By now, it’s become social-media official: as of August 1, I am leaving Flagstaff for the flatlands of the mid-Midwest, and a new call in Kansas City, Missouri. I will be the Assistant Rector, and Day School Chaplain at St. Paul’s Episcopal Church, Kansas City.
I am excited about this, I really am. The new parish is awesome. They announced my birthday on Facebook with a math riddle. They think my social media habits are amusing, and not terrifying. When I shrieked like a toddler over discovering that the start of the Oregon Trail video game was actually in Kansas City, which meant that MY OXEN TEAM WAS NOT DEAD YET, OH MY GOSH, they did not count this against my obvious maturity and ability to be a functioning ordained person in God’s one, holy, and apostolic church. (Gold star. Seriously.) And they also have an amazing commitment to outreach and social justice, and sense of humor, and I can’t wait to work with them.
But while I’m thrilled to start this new chapter, this also means I have to leave. And I do not care for leaving. Leaving means goodbyes, goodbyes imply loss.
Leaving is never pleasant.
For one thing, because moving requires me to truly come to grips with how many shoes and books I own, and reveal that information to unsympathetic movers. (When I moved to Flagstaff, the mover made me promise to never move to a walkup higher than first floor again. Or else sell every single book I owned, “because, lady, this is excessive”)
But most especially because leaving a place that I have liked as much as this one is never easy.
The quirky, sweet parishes, the supportive and wise ministry colleagues, and the amazing, inspiring students, who have all conspired to make this job a joy-filled one each day, and who have taught me so much about persistence and bravery, faith and community.
I have been blessed beyond words to have been the chaplain here in Northern Arizona for the past few years, and part of the story of this place. Now the story of the chaplaincy here moves on, and my own story moves on.
But the wonder of stories like this is that they never end, not truly, and nothing is really lost. As God spins out our stories, they carry forward all the fragments of who and where we were before, into the future that God envisions.
So the imprints of the people we meet, the experiences we have are never far–even as we move on. It always gets woven in to the next chapter, and the next and the next after that.
Whatever exactly comes next, it will be an adventure. But I also know that this adventure will be accompanied by the mischievous love of God, which is nothing if not adventurous, and possessed of a better sense of humor than I ever will be.
So here I go!
Megan… I am sure you will have a wonderful time in KS! Just hold on tight to prevent being carried away by tornadoes. Willl watch your blog with interest as you and Toto swirl off into Kansas! Blessings and good luck! You were such a hit with ESC Day school. Delighted that you will be connected… they are not much different than college students!
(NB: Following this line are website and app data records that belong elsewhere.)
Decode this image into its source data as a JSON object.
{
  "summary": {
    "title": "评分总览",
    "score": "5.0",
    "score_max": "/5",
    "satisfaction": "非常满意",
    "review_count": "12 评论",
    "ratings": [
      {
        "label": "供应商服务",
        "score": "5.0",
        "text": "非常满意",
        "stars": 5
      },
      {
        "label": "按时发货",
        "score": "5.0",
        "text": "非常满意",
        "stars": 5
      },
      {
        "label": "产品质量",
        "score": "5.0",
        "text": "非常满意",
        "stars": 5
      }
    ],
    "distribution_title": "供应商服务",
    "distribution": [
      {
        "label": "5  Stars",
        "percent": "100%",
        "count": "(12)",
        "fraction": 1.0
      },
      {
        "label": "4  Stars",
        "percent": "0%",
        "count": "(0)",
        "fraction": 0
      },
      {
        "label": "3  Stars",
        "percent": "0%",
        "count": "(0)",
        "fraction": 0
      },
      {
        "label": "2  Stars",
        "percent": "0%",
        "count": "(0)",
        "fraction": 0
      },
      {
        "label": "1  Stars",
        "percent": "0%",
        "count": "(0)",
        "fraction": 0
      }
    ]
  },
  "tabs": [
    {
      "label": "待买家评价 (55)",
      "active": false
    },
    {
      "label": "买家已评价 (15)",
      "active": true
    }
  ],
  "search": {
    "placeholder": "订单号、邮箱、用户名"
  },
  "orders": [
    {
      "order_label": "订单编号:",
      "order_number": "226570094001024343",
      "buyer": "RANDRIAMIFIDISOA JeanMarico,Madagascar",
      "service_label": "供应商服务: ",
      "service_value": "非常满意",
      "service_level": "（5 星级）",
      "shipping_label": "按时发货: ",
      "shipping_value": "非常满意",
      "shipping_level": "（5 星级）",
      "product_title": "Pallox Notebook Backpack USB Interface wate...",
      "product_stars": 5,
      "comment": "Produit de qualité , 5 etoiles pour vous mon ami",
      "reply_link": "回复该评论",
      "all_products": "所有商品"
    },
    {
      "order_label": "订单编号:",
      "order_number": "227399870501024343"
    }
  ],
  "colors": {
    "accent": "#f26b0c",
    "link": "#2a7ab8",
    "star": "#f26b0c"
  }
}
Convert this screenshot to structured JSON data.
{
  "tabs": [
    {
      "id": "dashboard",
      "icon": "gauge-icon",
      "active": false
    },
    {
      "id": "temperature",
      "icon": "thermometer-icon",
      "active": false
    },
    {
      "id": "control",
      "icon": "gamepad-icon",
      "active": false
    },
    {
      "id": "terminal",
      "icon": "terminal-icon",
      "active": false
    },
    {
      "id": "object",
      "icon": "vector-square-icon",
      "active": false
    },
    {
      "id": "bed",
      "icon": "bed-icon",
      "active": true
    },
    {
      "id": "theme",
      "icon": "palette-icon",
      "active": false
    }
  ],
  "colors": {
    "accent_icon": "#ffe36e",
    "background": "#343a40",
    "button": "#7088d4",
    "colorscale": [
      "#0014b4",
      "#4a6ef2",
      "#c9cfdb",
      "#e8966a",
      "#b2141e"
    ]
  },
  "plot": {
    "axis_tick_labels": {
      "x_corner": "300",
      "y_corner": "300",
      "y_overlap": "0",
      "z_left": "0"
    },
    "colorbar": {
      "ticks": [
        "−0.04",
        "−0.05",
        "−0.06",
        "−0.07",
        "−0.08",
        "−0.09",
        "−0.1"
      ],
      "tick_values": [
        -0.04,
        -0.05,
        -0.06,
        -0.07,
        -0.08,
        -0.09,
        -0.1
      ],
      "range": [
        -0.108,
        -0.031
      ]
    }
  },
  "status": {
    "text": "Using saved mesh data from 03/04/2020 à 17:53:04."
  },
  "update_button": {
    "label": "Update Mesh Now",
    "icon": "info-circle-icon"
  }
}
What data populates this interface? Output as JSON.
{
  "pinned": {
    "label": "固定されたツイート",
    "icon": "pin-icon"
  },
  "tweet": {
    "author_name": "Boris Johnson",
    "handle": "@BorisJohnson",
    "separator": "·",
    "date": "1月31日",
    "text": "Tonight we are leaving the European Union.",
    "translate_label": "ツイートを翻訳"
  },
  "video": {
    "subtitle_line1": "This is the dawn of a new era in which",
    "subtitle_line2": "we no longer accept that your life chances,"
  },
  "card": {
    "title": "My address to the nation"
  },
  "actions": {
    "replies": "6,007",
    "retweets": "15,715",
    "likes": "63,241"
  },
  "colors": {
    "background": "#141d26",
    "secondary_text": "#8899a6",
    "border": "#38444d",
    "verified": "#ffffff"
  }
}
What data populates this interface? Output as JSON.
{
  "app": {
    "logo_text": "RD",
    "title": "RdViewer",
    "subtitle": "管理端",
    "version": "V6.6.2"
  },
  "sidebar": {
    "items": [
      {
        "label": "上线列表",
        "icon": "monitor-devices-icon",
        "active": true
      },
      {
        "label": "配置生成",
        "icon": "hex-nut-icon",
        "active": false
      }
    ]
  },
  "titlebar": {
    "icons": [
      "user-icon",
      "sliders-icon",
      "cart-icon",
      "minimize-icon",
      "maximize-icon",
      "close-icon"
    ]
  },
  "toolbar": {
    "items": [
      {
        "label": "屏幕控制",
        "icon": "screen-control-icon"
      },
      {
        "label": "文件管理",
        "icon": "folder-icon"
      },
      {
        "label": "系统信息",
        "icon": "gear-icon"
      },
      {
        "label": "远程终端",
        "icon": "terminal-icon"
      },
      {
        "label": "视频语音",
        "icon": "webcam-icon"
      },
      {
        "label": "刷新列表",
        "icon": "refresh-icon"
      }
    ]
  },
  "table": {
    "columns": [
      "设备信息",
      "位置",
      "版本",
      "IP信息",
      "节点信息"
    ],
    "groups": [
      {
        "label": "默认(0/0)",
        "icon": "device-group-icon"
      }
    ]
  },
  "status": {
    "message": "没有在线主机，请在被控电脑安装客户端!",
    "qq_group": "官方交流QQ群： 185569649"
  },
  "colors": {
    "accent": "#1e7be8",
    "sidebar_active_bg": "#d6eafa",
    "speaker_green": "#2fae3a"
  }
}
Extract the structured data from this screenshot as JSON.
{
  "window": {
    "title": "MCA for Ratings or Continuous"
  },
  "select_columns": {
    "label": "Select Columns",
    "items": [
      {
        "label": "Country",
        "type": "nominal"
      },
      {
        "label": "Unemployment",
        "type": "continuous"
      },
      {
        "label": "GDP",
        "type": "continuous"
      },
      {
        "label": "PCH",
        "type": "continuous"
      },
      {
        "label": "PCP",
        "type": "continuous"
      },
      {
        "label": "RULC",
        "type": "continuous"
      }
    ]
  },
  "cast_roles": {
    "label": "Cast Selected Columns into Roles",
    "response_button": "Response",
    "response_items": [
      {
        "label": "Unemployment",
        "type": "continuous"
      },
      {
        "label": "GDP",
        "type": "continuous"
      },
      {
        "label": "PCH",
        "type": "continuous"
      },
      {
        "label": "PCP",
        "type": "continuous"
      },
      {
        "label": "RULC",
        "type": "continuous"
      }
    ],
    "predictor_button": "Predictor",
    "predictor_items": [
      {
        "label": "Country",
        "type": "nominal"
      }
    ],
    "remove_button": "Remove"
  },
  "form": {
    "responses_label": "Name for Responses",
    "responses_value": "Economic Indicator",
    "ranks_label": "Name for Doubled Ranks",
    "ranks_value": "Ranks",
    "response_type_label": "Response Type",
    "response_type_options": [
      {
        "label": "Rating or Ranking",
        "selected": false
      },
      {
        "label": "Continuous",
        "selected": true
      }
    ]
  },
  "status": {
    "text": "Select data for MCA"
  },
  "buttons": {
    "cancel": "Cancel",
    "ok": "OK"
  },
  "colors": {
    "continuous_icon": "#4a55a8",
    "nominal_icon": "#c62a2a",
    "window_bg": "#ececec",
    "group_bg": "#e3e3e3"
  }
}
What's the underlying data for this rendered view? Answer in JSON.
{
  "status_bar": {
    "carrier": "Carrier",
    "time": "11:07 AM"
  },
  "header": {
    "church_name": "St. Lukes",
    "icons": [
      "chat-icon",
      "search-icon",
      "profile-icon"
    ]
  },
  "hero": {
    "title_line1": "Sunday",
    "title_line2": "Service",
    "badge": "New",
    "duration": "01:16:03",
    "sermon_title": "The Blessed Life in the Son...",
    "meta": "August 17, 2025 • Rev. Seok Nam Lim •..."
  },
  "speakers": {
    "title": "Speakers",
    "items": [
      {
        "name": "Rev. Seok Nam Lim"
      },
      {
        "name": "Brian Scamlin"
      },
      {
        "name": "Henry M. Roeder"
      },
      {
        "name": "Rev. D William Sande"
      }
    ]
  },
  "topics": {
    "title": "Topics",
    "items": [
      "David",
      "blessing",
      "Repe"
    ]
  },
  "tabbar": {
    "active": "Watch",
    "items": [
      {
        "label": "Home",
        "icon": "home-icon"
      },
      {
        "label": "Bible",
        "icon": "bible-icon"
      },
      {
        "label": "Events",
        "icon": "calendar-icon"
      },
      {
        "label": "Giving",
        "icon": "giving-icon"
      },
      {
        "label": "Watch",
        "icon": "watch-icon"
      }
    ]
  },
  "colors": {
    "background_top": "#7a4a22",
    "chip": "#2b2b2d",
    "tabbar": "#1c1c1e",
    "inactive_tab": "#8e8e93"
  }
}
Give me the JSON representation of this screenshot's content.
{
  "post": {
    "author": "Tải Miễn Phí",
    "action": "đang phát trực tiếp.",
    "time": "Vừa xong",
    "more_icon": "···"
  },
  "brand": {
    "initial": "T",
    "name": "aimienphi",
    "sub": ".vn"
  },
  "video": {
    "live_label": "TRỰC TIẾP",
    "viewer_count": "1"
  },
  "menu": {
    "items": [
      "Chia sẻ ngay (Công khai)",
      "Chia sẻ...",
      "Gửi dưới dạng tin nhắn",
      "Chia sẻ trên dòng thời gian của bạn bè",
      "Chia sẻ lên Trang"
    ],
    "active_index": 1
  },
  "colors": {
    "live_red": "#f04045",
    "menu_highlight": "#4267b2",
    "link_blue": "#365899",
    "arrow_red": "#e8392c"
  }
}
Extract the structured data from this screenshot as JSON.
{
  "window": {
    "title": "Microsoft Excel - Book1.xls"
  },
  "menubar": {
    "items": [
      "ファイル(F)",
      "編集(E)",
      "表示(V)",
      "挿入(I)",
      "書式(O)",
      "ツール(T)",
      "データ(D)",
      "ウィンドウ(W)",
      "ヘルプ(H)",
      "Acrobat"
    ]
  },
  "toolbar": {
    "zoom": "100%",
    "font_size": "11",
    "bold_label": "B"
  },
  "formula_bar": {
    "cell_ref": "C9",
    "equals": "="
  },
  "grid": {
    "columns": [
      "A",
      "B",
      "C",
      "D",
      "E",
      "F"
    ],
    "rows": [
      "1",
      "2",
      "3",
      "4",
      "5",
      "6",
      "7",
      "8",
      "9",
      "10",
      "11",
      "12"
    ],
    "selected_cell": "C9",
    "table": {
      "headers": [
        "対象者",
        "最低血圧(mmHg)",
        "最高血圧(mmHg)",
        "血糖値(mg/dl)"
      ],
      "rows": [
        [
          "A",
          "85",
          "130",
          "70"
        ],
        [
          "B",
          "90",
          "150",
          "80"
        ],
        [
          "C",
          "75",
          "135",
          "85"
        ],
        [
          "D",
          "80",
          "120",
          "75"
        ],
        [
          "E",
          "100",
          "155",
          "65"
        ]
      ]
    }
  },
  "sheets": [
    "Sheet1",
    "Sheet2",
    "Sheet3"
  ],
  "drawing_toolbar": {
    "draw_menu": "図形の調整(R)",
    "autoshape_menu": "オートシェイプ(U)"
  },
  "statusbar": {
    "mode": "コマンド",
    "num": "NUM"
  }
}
Welcome to Missouri!
Click the heels of those red shoes together to come and visit sometime soon, now that you are a thousand miles or so closer!
as you ease East and onto the plains…and understanding that you may only interpret this in the context of a “prairie schooner”…I wish you “fair winds and following seas”. Enjoy the journey!
I’ve been enjoying your blog since I found it during Lenten Madness–welcome to West Mo Diocese! It’s a beautiful church and I hope to meet you someday!
Congratulations as you prepare for the next chapter of your story. I also dislike leavings – mine or those of friends – and will keep your words in mind when I experience the inevitability of future ones. Enjoy your time at St. Paul’s – I know they will enjoy you!
Sorry to hear you are leaving Province VIII, but we wish you all the best. Hope you will keep up your blog!
We are looking forward to your arrival Megan! Bring all your shoes, and all your books, and most importantly, your yarn!
I, too, found you during Len Madness, but with the death of google reader (+ RIP), somehow am not a faithful reader of your blog. But, as part of the diocese of West Missouri, I hope you’ll have reason to come visit the Southern Deanery sometime! Jeanne Goolsby, who commented above, runs a mean Bed and Breakfast. I hope there will be an opportunity sometime to cross paths IRL. Loved your reflections on/additions to RHE’s millennial gen article. Good luck moving and hope you settle into your new role quickly!
er, Lent Madness.
Looking forward to meeting you. At our house….I am the one with the shoes! Yes, one pair is Red and Stan is the one with the books. Well, some of them!
Megan we are excited for your arrival in KC! The more shoes the better! You never know what the weather will be so it is best to be prepared with shoes for every possibe situation. That is how I look at it!